Dataset excerpts:
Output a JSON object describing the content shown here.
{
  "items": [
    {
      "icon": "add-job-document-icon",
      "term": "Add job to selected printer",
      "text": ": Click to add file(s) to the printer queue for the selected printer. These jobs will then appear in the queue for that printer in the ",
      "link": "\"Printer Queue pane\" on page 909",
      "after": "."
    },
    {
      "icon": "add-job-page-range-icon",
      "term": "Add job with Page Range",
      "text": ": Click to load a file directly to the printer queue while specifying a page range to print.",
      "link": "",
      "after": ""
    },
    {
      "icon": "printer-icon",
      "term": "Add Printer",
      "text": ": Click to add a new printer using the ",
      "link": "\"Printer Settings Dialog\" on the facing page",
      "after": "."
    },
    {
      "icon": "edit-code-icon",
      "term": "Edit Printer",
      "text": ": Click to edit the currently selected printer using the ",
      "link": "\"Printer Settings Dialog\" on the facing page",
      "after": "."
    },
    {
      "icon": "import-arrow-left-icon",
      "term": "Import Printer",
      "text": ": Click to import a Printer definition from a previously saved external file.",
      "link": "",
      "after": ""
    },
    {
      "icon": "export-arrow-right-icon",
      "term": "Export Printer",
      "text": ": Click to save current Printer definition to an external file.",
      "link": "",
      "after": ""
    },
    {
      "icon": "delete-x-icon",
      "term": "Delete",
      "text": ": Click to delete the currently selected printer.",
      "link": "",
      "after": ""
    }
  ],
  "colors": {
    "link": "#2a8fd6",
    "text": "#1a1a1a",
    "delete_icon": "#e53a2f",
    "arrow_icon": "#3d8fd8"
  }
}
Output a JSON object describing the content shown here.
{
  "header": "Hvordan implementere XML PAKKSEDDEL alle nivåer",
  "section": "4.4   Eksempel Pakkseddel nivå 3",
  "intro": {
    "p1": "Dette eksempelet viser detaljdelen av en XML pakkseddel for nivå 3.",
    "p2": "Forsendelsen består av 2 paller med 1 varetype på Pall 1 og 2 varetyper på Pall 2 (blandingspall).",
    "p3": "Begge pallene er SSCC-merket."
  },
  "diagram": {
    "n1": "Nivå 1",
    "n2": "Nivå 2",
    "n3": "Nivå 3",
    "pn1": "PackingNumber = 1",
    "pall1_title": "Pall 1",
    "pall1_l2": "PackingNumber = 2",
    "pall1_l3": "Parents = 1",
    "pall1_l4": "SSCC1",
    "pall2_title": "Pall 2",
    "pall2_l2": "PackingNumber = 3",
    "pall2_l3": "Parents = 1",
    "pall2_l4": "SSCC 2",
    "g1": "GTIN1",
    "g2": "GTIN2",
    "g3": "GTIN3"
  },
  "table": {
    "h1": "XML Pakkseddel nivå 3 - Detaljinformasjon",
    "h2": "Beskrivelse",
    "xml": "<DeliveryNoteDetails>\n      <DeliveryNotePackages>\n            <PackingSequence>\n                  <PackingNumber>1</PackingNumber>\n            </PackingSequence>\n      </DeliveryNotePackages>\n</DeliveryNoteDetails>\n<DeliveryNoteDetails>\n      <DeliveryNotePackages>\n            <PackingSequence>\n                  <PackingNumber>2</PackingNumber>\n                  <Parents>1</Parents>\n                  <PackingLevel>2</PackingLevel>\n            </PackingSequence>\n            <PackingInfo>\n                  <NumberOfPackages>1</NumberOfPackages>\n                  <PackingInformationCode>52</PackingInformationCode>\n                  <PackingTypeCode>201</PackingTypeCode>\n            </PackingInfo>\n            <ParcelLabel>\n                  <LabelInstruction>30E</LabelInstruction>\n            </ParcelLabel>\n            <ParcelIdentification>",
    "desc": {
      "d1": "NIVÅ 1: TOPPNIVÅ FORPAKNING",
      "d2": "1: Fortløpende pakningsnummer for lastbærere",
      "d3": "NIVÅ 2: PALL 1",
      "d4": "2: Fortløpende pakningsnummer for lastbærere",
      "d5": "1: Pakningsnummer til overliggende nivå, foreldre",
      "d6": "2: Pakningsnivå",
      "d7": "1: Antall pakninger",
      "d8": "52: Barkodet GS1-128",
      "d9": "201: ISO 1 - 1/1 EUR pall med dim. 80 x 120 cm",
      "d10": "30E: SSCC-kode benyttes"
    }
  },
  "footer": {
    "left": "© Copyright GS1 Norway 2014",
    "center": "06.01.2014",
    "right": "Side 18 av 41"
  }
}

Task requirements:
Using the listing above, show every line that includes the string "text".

Response area:
      "text": ": Click to add file(s) to the printer queue for the selected printer. These jobs will then appear in the queue for that printer in the ",
      "text": ": Click to load a file directly to the printer queue while specifying a page range to print.",
      "text": ": Click to add a new printer using the ",
      "text": ": Click to edit the currently selected printer using the ",
      "text": ": Click to import a Printer definition from a previously saved external file.",
      "text": ": Click to save current Printer definition to an external file.",
      "text": ": Click to delete the currently selected printer.",
    "text": "#1a1a1a",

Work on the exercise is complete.